Exercise description:
Each entry should be printed exactly, with its images omitted.

Extracted material:
▶

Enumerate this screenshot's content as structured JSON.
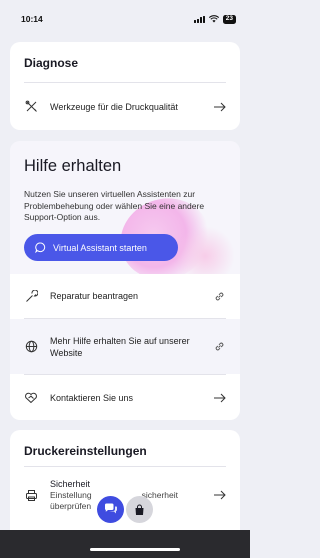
{
  "status": {
    "time": "10:14",
    "battery": "23"
  },
  "diagnose": {
    "title": "Diagnose",
    "items": [
      {
        "label": "Werkzeuge für die Druckqualität",
        "icon": "tools-icon",
        "trail": "arrow-right-icon"
      }
    ]
  },
  "hilfe": {
    "title": "Hilfe erhalten",
    "description": "Nutzen Sie unseren virtuellen Assistenten zur Problembehebung oder wählen Sie eine andere Support-Option aus.",
    "button_label": "Virtual Assistant starten",
    "items": [
      {
        "label": "Reparatur beantragen",
        "icon": "wrench-icon",
        "trail": "link-icon"
      },
      {
        "label": "Mehr Hilfe erhalten Sie auf unserer Website",
        "icon": "globe-icon",
        "trail": "link-icon"
      },
      {
        "label": "Kontaktieren Sie uns",
        "icon": "handshake-icon",
        "trail": "arrow-right-icon"
      }
    ]
  },
  "druckereinstellungen": {
    "title": "Druckereinstellungen",
    "items": [
      {
        "title": "Sicherheit",
        "subtitle_left": "Einstellung",
        "subtitle_right": "sicherheit",
        "subtitle_line2": "überprüfen",
        "icon": "printer-lock-icon",
        "trail": "arrow-right-icon"
      }
    ]
  },
  "colors": {
    "accent": "#4a57e8",
    "background": "#eeeff5"
  }
}
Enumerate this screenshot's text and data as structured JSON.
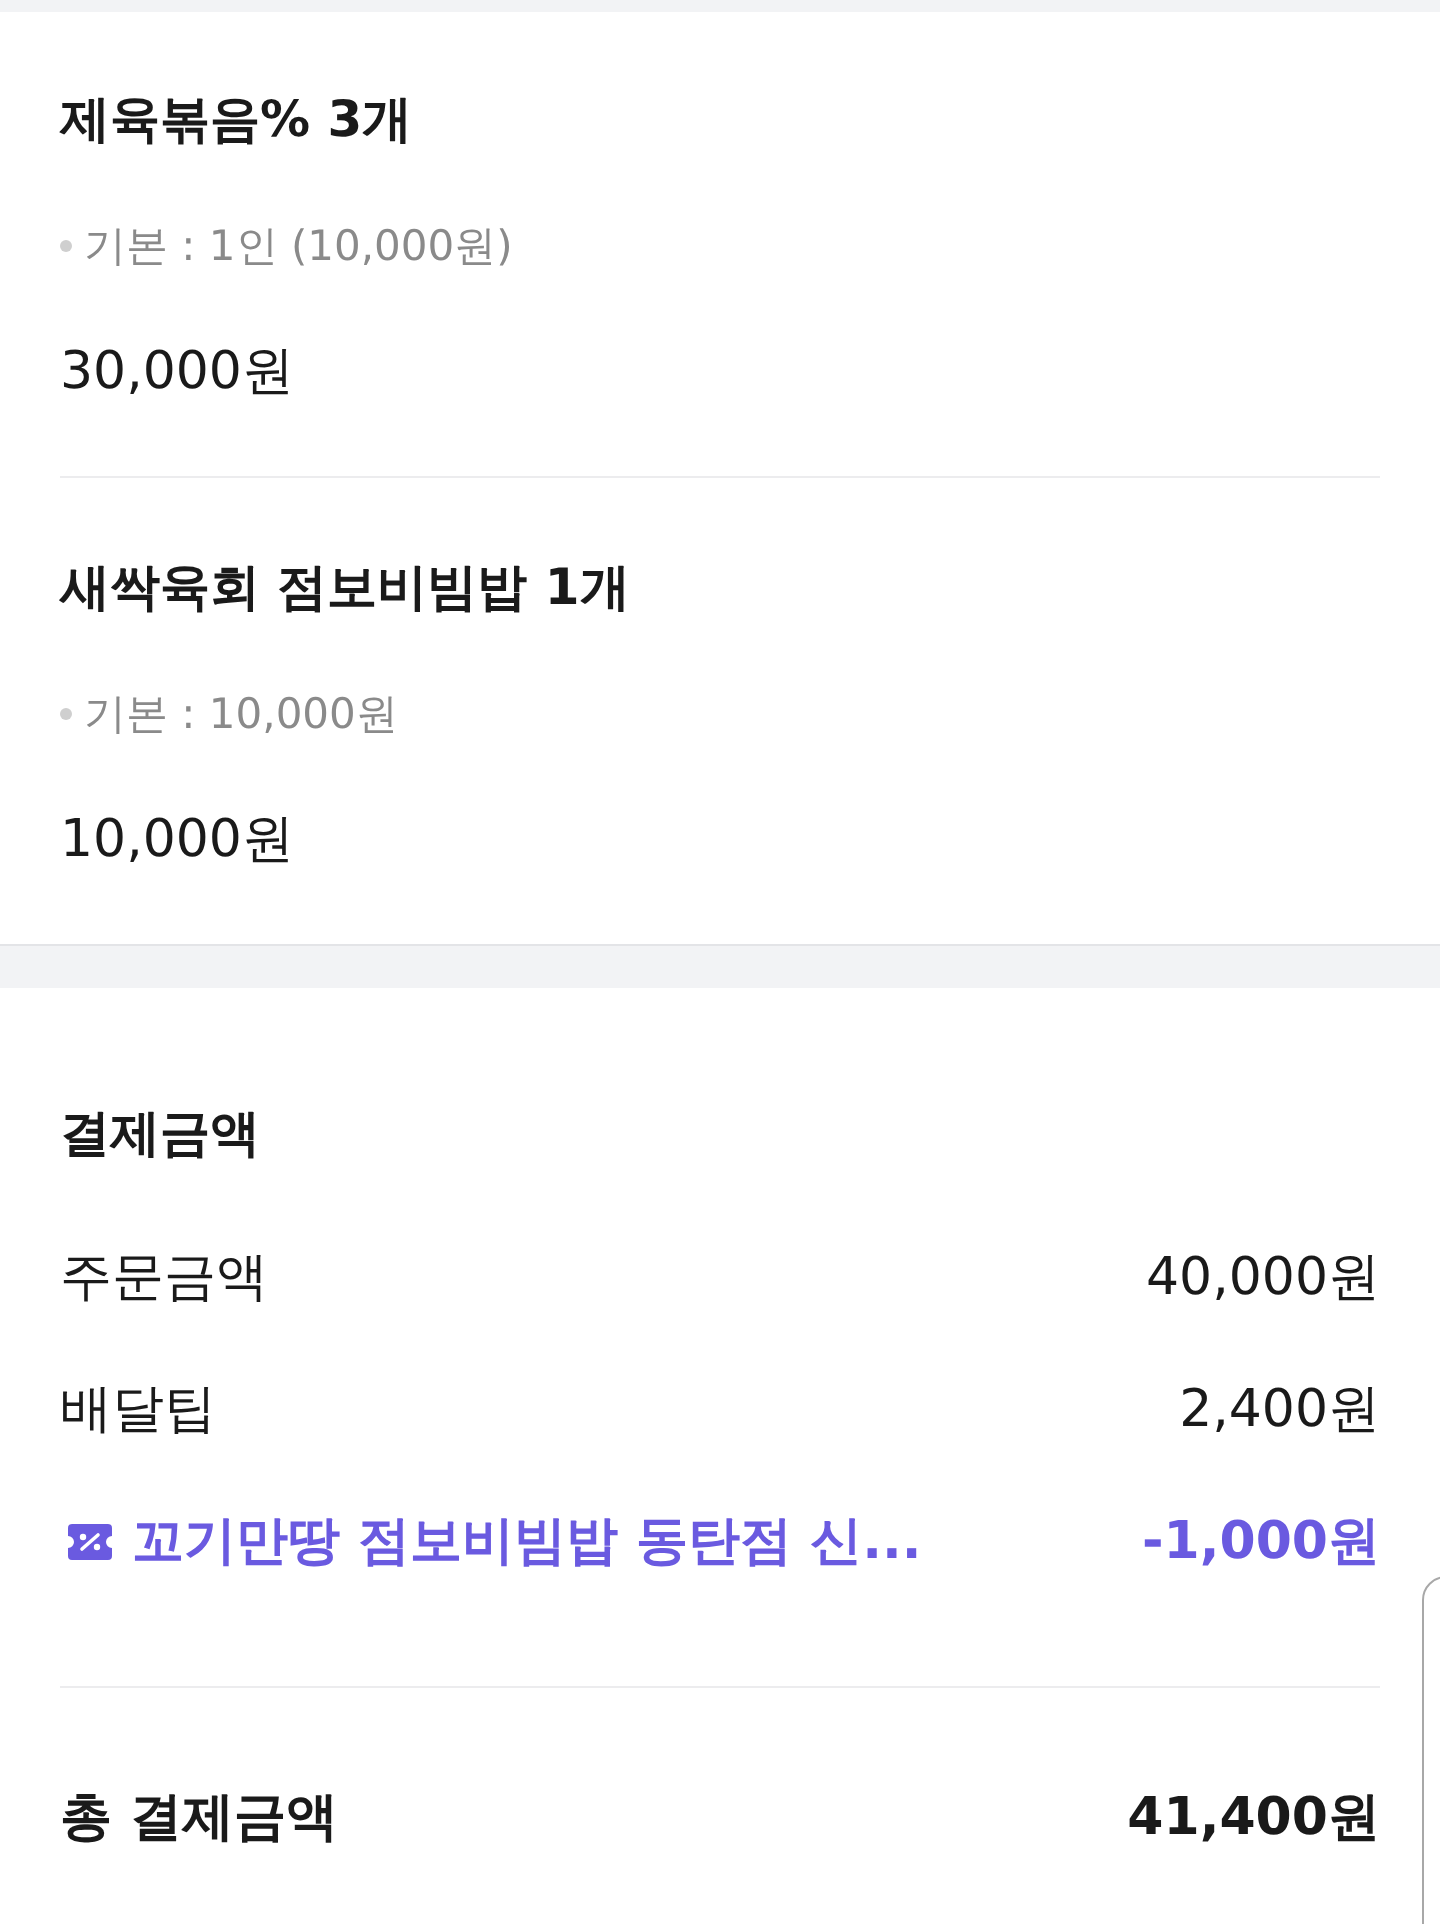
{
  "order_items": [
    {
      "name": "제육볶음% 3개",
      "option": "기본 : 1인 (10,000원)",
      "price": "30,000원"
    },
    {
      "name": "새싹육회 점보비빔밥 1개",
      "option": "기본 : 10,000원",
      "price": "10,000원"
    }
  ],
  "payment": {
    "title": "결제금액",
    "rows": [
      {
        "kind": "plain",
        "label": "주문금액",
        "amount": "40,000원"
      },
      {
        "kind": "plain",
        "label": "배달팁",
        "amount": "2,400원"
      },
      {
        "kind": "coupon",
        "label": "꼬기만땅 점보비빔밥 동탄점 신...",
        "amount": "-1,000원"
      }
    ],
    "total": {
      "label": "총 결제금액",
      "amount": "41,400원"
    }
  }
}
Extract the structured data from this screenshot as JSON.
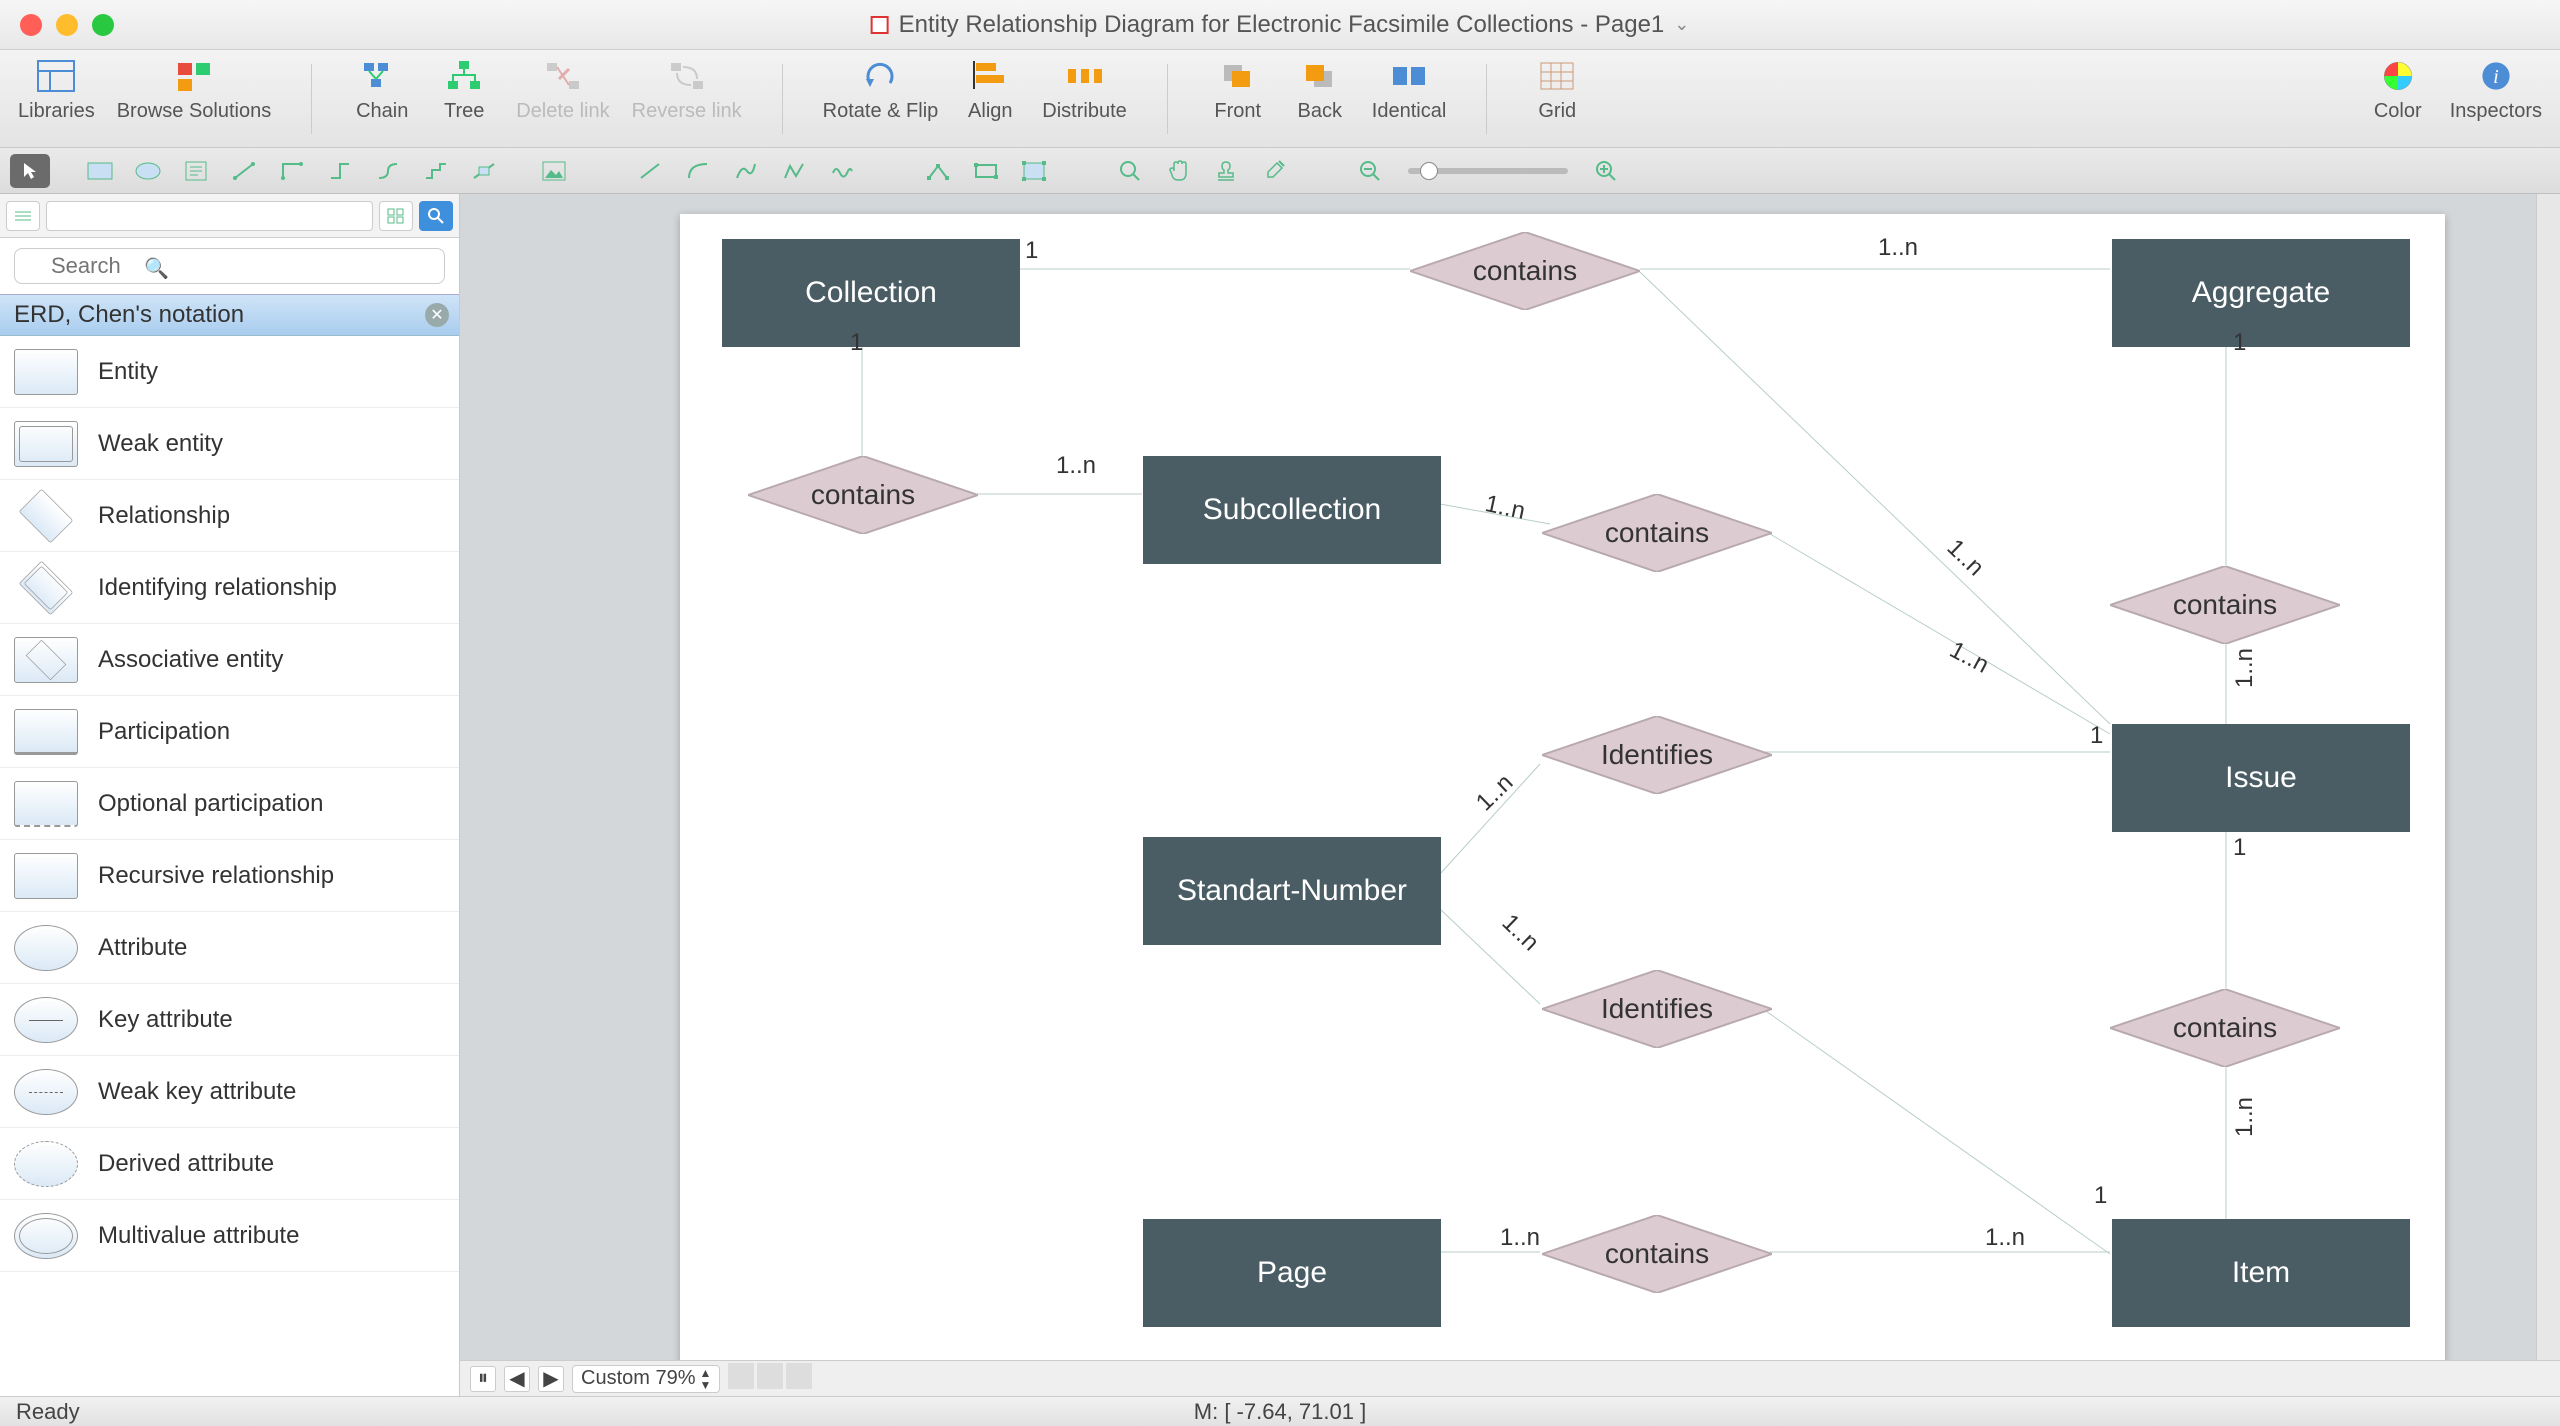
{
  "window": {
    "title": "Entity Relationship Diagram for Electronic Facsimile Collections - Page1"
  },
  "toolbar": {
    "libraries": "Libraries",
    "browse": "Browse Solutions",
    "chain": "Chain",
    "tree": "Tree",
    "delete_link": "Delete link",
    "reverse_link": "Reverse link",
    "rotate": "Rotate & Flip",
    "align": "Align",
    "distribute": "Distribute",
    "front": "Front",
    "back": "Back",
    "identical": "Identical",
    "grid": "Grid",
    "color": "Color",
    "inspectors": "Inspectors"
  },
  "left_panel": {
    "search_placeholder": "Search",
    "category": "ERD, Chen's notation",
    "items": [
      "Entity",
      "Weak entity",
      "Relationship",
      "Identifying relationship",
      "Associative entity",
      "Participation",
      "Optional participation",
      "Recursive relationship",
      "Attribute",
      "Key attribute",
      "Weak key attribute",
      "Derived attribute",
      "Multivalue attribute"
    ]
  },
  "diagram": {
    "entities": {
      "collection": "Collection",
      "aggregate": "Aggregate",
      "subcollection": "Subcollection",
      "issue": "Issue",
      "standart_number": "Standart-Number",
      "page": "Page",
      "item": "Item"
    },
    "relationships": {
      "contains": "contains",
      "identifies": "Identifies"
    },
    "cardinalities": {
      "one": "1",
      "one_n": "1..n"
    }
  },
  "canvas_bar": {
    "zoom_label": "Custom 79%"
  },
  "status": {
    "ready": "Ready",
    "mouse": "M: [ -7.64, 71.01 ]"
  }
}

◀

Response to the exercise:
Enumerate this screenshot's content as structured JSON.
{
  "status": {
    "time": "10:14",
    "battery": "23"
  },
  "diagnose": {
    "title": "Diagnose",
    "items": [
      {
        "label": "Werkzeuge für die Druckqualität",
        "icon": "tools-icon",
        "trail": "arrow-right-icon"
      }
    ]
  },
  "hilfe": {
    "title": "Hilfe erhalten",
    "description": "Nutzen Sie unseren virtuellen Assistenten zur Problembehebung oder wählen Sie eine andere Support-Option aus.",
    "button_label": "Virtual Assistant starten",
    "items": [
      {
        "label": "Reparatur beantragen",
        "icon": "wrench-icon",
        "trail": "link-icon"
      },
      {
        "label": "Mehr Hilfe erhalten Sie auf unserer Website",
        "icon": "globe-icon",
        "trail": "link-icon"
      },
      {
        "label": "Kontaktieren Sie uns",
        "icon": "handshake-icon",
        "trail": "arrow-right-icon"
      }
    ]
  },
  "druckereinstellungen": {
    "title": "Druckereinstellungen",
    "items": [
      {
        "title": "Sicherheit",
        "subtitle_left": "Einstellung",
        "subtitle_right": "sicherheit",
        "subtitle_line2": "überprüfen",
        "icon": "printer-lock-icon",
        "trail": "arrow-right-icon"
      }
    ]
  },
  "colors": {
    "accent": "#4a57e8",
    "background": "#eeeff5"
  }
}
Enumerate this screenshot's text and data as structured JSON.
{
  "order_items": [
    {
      "name": "제육볶음% 3개",
      "option": "기본 : 1인 (10,000원)",
      "price": "30,000원"
    },
    {
      "name": "새싹육회 점보비빔밥 1개",
      "option": "기본 : 10,000원",
      "price": "10,000원"
    }
  ],
  "payment": {
    "title": "결제금액",
    "rows": [
      {
        "kind": "plain",
        "label": "주문금액",
        "amount": "40,000원"
      },
      {
        "kind": "plain",
        "label": "배달팁",
        "amount": "2,400원"
      },
      {
        "kind": "coupon",
        "label": "꼬기만땅 점보비빔밥 동탄점 신...",
        "amount": "-1,000원"
      }
    ],
    "total": {
      "label": "총 결제금액",
      "amount": "41,400원"
    }
  }
}
Extract the structured data from this screenshot as JSON.
{
  "window": {
    "title": "Entity Relationship Diagram for Electronic Facsimile Collections - Page1"
  },
  "toolbar": {
    "libraries": "Libraries",
    "browse": "Browse Solutions",
    "chain": "Chain",
    "tree": "Tree",
    "delete_link": "Delete link",
    "reverse_link": "Reverse link",
    "rotate": "Rotate & Flip",
    "align": "Align",
    "distribute": "Distribute",
    "front": "Front",
    "back": "Back",
    "identical": "Identical",
    "grid": "Grid",
    "color": "Color",
    "inspectors": "Inspectors"
  },
  "left_panel": {
    "search_placeholder": "Search",
    "category": "ERD, Chen's notation",
    "items": [
      "Entity",
      "Weak entity",
      "Relationship",
      "Identifying relationship",
      "Associative entity",
      "Participation",
      "Optional participation",
      "Recursive relationship",
      "Attribute",
      "Key attribute",
      "Weak key attribute",
      "Derived attribute",
      "Multivalue attribute"
    ]
  },
  "diagram": {
    "entities": {
      "collection": "Collection",
      "aggregate": "Aggregate",
      "subcollection": "Subcollection",
      "issue": "Issue",
      "standart_number": "Standart-Number",
      "page": "Page",
      "item": "Item"
    },
    "relationships": {
      "contains": "contains",
      "identifies": "Identifies"
    },
    "cardinalities": {
      "one": "1",
      "one_n": "1..n"
    }
  },
  "canvas_bar": {
    "zoom_label": "Custom 79%"
  },
  "status": {
    "ready": "Ready",
    "mouse": "M: [ -7.64, 71.01 ]"
  }
}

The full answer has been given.